▶ **Task to carry out**
Leave every picture out, and print the full listing again exactly.

═══ Records

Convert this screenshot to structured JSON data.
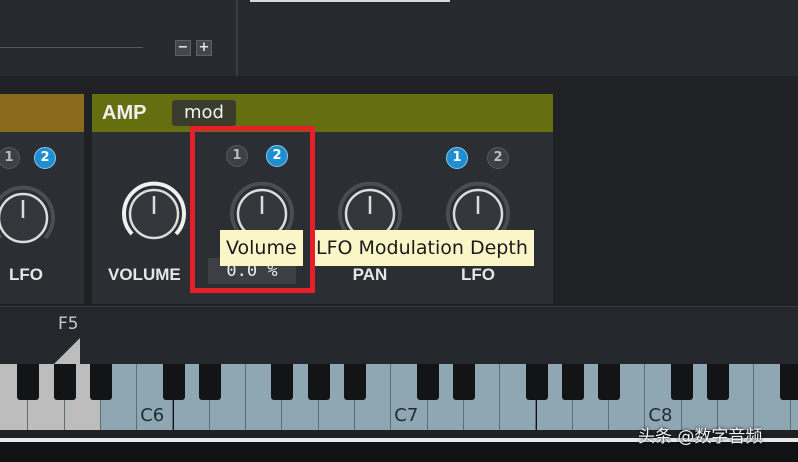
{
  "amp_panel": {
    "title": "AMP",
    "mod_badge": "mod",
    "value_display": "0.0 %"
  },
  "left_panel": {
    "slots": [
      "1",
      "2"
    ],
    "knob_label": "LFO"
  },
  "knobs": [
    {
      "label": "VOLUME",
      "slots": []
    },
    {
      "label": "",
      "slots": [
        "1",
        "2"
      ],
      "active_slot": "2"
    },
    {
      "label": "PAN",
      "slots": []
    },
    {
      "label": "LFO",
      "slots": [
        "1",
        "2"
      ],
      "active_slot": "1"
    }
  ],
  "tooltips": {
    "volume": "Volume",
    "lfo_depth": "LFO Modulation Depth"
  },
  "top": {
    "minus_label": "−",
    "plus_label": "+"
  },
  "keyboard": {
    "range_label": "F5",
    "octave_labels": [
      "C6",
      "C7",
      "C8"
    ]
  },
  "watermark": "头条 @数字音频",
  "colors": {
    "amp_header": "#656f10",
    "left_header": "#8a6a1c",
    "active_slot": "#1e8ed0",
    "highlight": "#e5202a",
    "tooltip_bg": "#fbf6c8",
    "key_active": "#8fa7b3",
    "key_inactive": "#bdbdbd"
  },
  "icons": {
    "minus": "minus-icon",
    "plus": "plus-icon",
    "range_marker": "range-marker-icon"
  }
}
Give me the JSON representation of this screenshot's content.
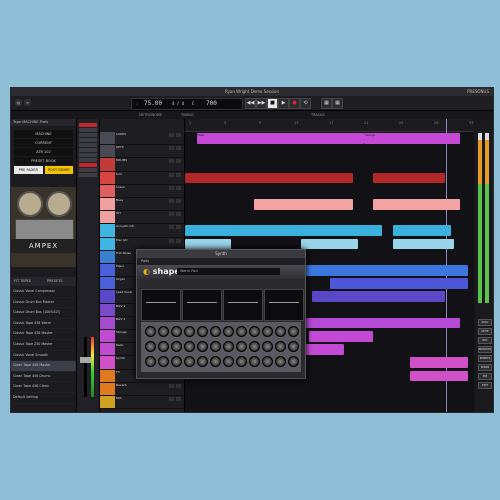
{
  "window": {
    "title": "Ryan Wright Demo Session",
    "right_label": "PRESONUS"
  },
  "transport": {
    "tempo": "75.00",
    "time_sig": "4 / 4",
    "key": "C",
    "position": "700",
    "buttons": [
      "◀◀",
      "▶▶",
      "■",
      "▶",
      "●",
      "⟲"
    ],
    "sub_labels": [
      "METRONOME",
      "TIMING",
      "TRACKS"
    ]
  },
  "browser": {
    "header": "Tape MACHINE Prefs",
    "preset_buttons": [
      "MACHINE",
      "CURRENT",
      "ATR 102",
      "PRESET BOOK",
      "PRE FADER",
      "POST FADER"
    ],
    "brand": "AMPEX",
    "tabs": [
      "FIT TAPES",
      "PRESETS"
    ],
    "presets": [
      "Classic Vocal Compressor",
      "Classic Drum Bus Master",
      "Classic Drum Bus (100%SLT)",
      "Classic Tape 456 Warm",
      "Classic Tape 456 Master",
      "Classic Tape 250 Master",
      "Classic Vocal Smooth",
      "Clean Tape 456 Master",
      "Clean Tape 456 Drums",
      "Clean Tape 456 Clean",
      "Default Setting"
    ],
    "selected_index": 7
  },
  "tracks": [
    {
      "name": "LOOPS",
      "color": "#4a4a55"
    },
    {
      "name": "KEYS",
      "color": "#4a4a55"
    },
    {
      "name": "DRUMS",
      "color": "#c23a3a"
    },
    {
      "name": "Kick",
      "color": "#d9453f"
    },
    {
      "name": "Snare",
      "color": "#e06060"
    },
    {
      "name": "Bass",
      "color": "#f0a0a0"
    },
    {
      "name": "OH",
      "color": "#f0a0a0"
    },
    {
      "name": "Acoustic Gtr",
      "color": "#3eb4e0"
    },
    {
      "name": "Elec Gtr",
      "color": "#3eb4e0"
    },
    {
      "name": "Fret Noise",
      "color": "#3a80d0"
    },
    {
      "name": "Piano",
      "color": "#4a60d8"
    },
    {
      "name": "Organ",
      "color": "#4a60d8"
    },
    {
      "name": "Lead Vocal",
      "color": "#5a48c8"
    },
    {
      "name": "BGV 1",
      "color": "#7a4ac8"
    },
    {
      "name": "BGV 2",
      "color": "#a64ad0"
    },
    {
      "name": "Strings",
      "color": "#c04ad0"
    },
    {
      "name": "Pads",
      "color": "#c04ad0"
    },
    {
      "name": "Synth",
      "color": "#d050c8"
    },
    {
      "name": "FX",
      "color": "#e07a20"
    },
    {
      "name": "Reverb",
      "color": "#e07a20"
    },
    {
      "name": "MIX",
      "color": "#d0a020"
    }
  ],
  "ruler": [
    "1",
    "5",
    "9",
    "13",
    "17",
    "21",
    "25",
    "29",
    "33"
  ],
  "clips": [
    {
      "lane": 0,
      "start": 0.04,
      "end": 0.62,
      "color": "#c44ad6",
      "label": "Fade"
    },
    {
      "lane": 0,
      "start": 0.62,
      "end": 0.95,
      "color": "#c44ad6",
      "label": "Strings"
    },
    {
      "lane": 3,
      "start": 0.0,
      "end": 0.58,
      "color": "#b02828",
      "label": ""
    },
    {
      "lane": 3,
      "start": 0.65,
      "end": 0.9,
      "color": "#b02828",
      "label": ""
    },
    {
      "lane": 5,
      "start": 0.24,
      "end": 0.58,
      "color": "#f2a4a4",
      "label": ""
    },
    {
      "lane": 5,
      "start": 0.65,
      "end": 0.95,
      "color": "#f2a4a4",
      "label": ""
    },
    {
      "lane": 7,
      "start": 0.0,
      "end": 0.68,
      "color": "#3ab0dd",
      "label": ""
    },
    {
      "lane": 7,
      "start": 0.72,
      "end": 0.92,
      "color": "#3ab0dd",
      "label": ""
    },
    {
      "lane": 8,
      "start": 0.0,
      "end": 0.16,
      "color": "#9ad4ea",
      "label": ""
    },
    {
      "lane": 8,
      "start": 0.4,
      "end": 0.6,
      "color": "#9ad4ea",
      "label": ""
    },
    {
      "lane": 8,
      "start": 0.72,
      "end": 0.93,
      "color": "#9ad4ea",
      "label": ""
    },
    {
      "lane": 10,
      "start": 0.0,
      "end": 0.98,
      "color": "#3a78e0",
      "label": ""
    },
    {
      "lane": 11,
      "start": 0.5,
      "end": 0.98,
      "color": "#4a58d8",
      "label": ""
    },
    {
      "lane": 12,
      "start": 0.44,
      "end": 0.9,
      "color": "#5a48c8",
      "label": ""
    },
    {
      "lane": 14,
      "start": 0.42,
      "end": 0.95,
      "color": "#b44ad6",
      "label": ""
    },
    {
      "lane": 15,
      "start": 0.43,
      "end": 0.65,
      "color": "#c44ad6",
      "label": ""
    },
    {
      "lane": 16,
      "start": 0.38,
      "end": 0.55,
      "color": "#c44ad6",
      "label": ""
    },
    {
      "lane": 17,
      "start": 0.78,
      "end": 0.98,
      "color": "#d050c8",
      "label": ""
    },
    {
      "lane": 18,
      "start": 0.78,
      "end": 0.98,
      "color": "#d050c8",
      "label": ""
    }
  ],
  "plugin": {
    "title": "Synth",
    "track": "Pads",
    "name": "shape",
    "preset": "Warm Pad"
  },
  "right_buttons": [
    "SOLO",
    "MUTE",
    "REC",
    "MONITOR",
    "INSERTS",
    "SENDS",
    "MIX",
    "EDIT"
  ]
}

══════

▶ **Solution**
Convert this screenshot to structured JSON data.
{
  "amp_panel": {
    "title": "AMP",
    "mod_badge": "mod",
    "value_display": "0.0 %"
  },
  "left_panel": {
    "slots": [
      "1",
      "2"
    ],
    "knob_label": "LFO"
  },
  "knobs": [
    {
      "label": "VOLUME",
      "slots": []
    },
    {
      "label": "",
      "slots": [
        "1",
        "2"
      ],
      "active_slot": "2"
    },
    {
      "label": "PAN",
      "slots": []
    },
    {
      "label": "LFO",
      "slots": [
        "1",
        "2"
      ],
      "active_slot": "1"
    }
  ],
  "tooltips": {
    "volume": "Volume",
    "lfo_depth": "LFO Modulation Depth"
  },
  "top": {
    "minus_label": "−",
    "plus_label": "+"
  },
  "keyboard": {
    "range_label": "F5",
    "octave_labels": [
      "C6",
      "C7",
      "C8"
    ]
  },
  "watermark": "头条 @数字音频",
  "colors": {
    "amp_header": "#656f10",
    "left_header": "#8a6a1c",
    "active_slot": "#1e8ed0",
    "highlight": "#e5202a",
    "tooltip_bg": "#fbf6c8",
    "key_active": "#8fa7b3",
    "key_inactive": "#bdbdbd"
  },
  "icons": {
    "minus": "minus-icon",
    "plus": "plus-icon",
    "range_marker": "range-marker-icon"
  }
}
Give me the JSON representation of this screenshot's content.
{
  "window": {
    "title": "Ryan Wright Demo Session",
    "right_label": "PRESONUS"
  },
  "transport": {
    "tempo": "75.00",
    "time_sig": "4 / 4",
    "key": "C",
    "position": "700",
    "buttons": [
      "◀◀",
      "▶▶",
      "■",
      "▶",
      "●",
      "⟲"
    ],
    "sub_labels": [
      "METRONOME",
      "TIMING",
      "TRACKS"
    ]
  },
  "browser": {
    "header": "Tape MACHINE Prefs",
    "preset_buttons": [
      "MACHINE",
      "CURRENT",
      "ATR 102",
      "PRESET BOOK",
      "PRE FADER",
      "POST FADER"
    ],
    "brand": "AMPEX",
    "tabs": [
      "FIT TAPES",
      "PRESETS"
    ],
    "presets": [
      "Classic Vocal Compressor",
      "Classic Drum Bus Master",
      "Classic Drum Bus (100%SLT)",
      "Classic Tape 456 Warm",
      "Classic Tape 456 Master",
      "Classic Tape 250 Master",
      "Classic Vocal Smooth",
      "Clean Tape 456 Master",
      "Clean Tape 456 Drums",
      "Clean Tape 456 Clean",
      "Default Setting"
    ],
    "selected_index": 7
  },
  "tracks": [
    {
      "name": "LOOPS",
      "color": "#4a4a55"
    },
    {
      "name": "KEYS",
      "color": "#4a4a55"
    },
    {
      "name": "DRUMS",
      "color": "#c23a3a"
    },
    {
      "name": "Kick",
      "color": "#d9453f"
    },
    {
      "name": "Snare",
      "color": "#e06060"
    },
    {
      "name": "Bass",
      "color": "#f0a0a0"
    },
    {
      "name": "OH",
      "color": "#f0a0a0"
    },
    {
      "name": "Acoustic Gtr",
      "color": "#3eb4e0"
    },
    {
      "name": "Elec Gtr",
      "color": "#3eb4e0"
    },
    {
      "name": "Fret Noise",
      "color": "#3a80d0"
    },
    {
      "name": "Piano",
      "color": "#4a60d8"
    },
    {
      "name": "Organ",
      "color": "#4a60d8"
    },
    {
      "name": "Lead Vocal",
      "color": "#5a48c8"
    },
    {
      "name": "BGV 1",
      "color": "#7a4ac8"
    },
    {
      "name": "BGV 2",
      "color": "#a64ad0"
    },
    {
      "name": "Strings",
      "color": "#c04ad0"
    },
    {
      "name": "Pads",
      "color": "#c04ad0"
    },
    {
      "name": "Synth",
      "color": "#d050c8"
    },
    {
      "name": "FX",
      "color": "#e07a20"
    },
    {
      "name": "Reverb",
      "color": "#e07a20"
    },
    {
      "name": "MIX",
      "color": "#d0a020"
    }
  ],
  "ruler": [
    "1",
    "5",
    "9",
    "13",
    "17",
    "21",
    "25",
    "29",
    "33"
  ],
  "clips": [
    {
      "lane": 0,
      "start": 0.04,
      "end": 0.62,
      "color": "#c44ad6",
      "label": "Fade"
    },
    {
      "lane": 0,
      "start": 0.62,
      "end": 0.95,
      "color": "#c44ad6",
      "label": "Strings"
    },
    {
      "lane": 3,
      "start": 0.0,
      "end": 0.58,
      "color": "#b02828",
      "label": ""
    },
    {
      "lane": 3,
      "start": 0.65,
      "end": 0.9,
      "color": "#b02828",
      "label": ""
    },
    {
      "lane": 5,
      "start": 0.24,
      "end": 0.58,
      "color": "#f2a4a4",
      "label": ""
    },
    {
      "lane": 5,
      "start": 0.65,
      "end": 0.95,
      "color": "#f2a4a4",
      "label": ""
    },
    {
      "lane": 7,
      "start": 0.0,
      "end": 0.68,
      "color": "#3ab0dd",
      "label": ""
    },
    {
      "lane": 7,
      "start": 0.72,
      "end": 0.92,
      "color": "#3ab0dd",
      "label": ""
    },
    {
      "lane": 8,
      "start": 0.0,
      "end": 0.16,
      "color": "#9ad4ea",
      "label": ""
    },
    {
      "lane": 8,
      "start": 0.4,
      "end": 0.6,
      "color": "#9ad4ea",
      "label": ""
    },
    {
      "lane": 8,
      "start": 0.72,
      "end": 0.93,
      "color": "#9ad4ea",
      "label": ""
    },
    {
      "lane": 10,
      "start": 0.0,
      "end": 0.98,
      "color": "#3a78e0",
      "label": ""
    },
    {
      "lane": 11,
      "start": 0.5,
      "end": 0.98,
      "color": "#4a58d8",
      "label": ""
    },
    {
      "lane": 12,
      "start": 0.44,
      "end": 0.9,
      "color": "#5a48c8",
      "label": ""
    },
    {
      "lane": 14,
      "start": 0.42,
      "end": 0.95,
      "color": "#b44ad6",
      "label": ""
    },
    {
      "lane": 15,
      "start": 0.43,
      "end": 0.65,
      "color": "#c44ad6",
      "label": ""
    },
    {
      "lane": 16,
      "start": 0.38,
      "end": 0.55,
      "color": "#c44ad6",
      "label": ""
    },
    {
      "lane": 17,
      "start": 0.78,
      "end": 0.98,
      "color": "#d050c8",
      "label": ""
    },
    {
      "lane": 18,
      "start": 0.78,
      "end": 0.98,
      "color": "#d050c8",
      "label": ""
    }
  ],
  "plugin": {
    "title": "Synth",
    "track": "Pads",
    "name": "shape",
    "preset": "Warm Pad"
  },
  "right_buttons": [
    "SOLO",
    "MUTE",
    "REC",
    "MONITOR",
    "INSERTS",
    "SENDS",
    "MIX",
    "EDIT"
  ]
}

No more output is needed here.